**Material provided**:
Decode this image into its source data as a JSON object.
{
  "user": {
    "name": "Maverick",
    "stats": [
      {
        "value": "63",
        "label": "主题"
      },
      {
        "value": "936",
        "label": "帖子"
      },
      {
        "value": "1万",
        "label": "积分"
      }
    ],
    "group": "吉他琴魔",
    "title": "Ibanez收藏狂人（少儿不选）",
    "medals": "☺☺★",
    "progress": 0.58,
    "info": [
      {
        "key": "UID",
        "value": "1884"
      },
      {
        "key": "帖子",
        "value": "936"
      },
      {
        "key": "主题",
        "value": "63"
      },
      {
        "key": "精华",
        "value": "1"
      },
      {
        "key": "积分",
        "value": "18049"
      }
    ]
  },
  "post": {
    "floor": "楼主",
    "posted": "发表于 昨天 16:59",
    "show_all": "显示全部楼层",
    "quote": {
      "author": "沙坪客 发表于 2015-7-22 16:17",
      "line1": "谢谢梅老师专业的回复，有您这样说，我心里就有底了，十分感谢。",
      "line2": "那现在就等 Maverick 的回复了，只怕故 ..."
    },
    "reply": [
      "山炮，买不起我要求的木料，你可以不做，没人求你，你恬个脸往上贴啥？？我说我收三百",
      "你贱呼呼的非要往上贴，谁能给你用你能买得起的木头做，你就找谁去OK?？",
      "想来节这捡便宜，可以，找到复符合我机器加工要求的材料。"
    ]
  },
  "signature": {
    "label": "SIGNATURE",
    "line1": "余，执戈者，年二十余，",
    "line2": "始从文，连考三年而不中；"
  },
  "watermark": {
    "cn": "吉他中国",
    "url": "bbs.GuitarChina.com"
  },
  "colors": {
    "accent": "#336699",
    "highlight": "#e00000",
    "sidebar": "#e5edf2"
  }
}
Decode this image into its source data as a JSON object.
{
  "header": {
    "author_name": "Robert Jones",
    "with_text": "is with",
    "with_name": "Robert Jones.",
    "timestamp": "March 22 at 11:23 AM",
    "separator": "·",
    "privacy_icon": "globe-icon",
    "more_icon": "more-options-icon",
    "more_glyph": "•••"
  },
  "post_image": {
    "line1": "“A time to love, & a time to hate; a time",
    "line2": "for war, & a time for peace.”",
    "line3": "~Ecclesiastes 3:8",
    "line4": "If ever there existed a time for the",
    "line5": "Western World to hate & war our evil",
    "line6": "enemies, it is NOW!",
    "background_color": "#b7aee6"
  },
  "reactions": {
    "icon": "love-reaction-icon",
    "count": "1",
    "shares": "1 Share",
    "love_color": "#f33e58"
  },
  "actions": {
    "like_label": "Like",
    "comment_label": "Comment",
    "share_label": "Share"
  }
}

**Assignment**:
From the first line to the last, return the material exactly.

**Solution to this exercise**:
Decode this image into its source data as a JSON object.
{
  "user": {
    "name": "Maverick",
    "stats": [
      {
        "value": "63",
        "label": "主题"
      },
      {
        "value": "936",
        "label": "帖子"
      },
      {
        "value": "1万",
        "label": "积分"
      }
    ],
    "group": "吉他琴魔",
    "title": "Ibanez收藏狂人（少儿不选）",
    "medals": "☺☺★",
    "progress": 0.58,
    "info": [
      {
        "key": "UID",
        "value": "1884"
      },
      {
        "key": "帖子",
        "value": "936"
      },
      {
        "key": "主题",
        "value": "63"
      },
      {
        "key": "精华",
        "value": "1"
      },
      {
        "key": "积分",
        "value": "18049"
      }
    ]
  },
  "post": {
    "floor": "楼主",
    "posted": "发表于 昨天 16:59",
    "show_all": "显示全部楼层",
    "quote": {
      "author": "沙坪客 发表于 2015-7-22 16:17",
      "line1": "谢谢梅老师专业的回复，有您这样说，我心里就有底了，十分感谢。",
      "line2": "那现在就等 Maverick 的回复了，只怕故 ..."
    },
    "reply": [
      "山炮，买不起我要求的木料，你可以不做，没人求你，你恬个脸往上贴啥？？我说我收三百",
      "你贱呼呼的非要往上贴，谁能给你用你能买得起的木头做，你就找谁去OK?？",
      "想来节这捡便宜，可以，找到复符合我机器加工要求的材料。"
    ]
  },
  "signature": {
    "label": "SIGNATURE",
    "line1": "余，执戈者，年二十余，",
    "line2": "始从文，连考三年而不中；"
  },
  "watermark": {
    "cn": "吉他中国",
    "url": "bbs.GuitarChina.com"
  },
  "colors": {
    "accent": "#336699",
    "highlight": "#e00000",
    "sidebar": "#e5edf2"
  }
}
Decode this image into its source data as a JSON object.
{
  "header": {
    "author_name": "Robert Jones",
    "with_text": "is with",
    "with_name": "Robert Jones.",
    "timestamp": "March 22 at 11:23 AM",
    "separator": "·",
    "privacy_icon": "globe-icon",
    "more_icon": "more-options-icon",
    "more_glyph": "•••"
  },
  "post_image": {
    "line1": "“A time to love, & a time to hate; a time",
    "line2": "for war, & a time for peace.”",
    "line3": "~Ecclesiastes 3:8",
    "line4": "If ever there existed a time for the",
    "line5": "Western World to hate & war our evil",
    "line6": "enemies, it is NOW!",
    "background_color": "#b7aee6"
  },
  "reactions": {
    "icon": "love-reaction-icon",
    "count": "1",
    "shares": "1 Share",
    "love_color": "#f33e58"
  },
  "actions": {
    "like_label": "Like",
    "comment_label": "Comment",
    "share_label": "Share"
  }
}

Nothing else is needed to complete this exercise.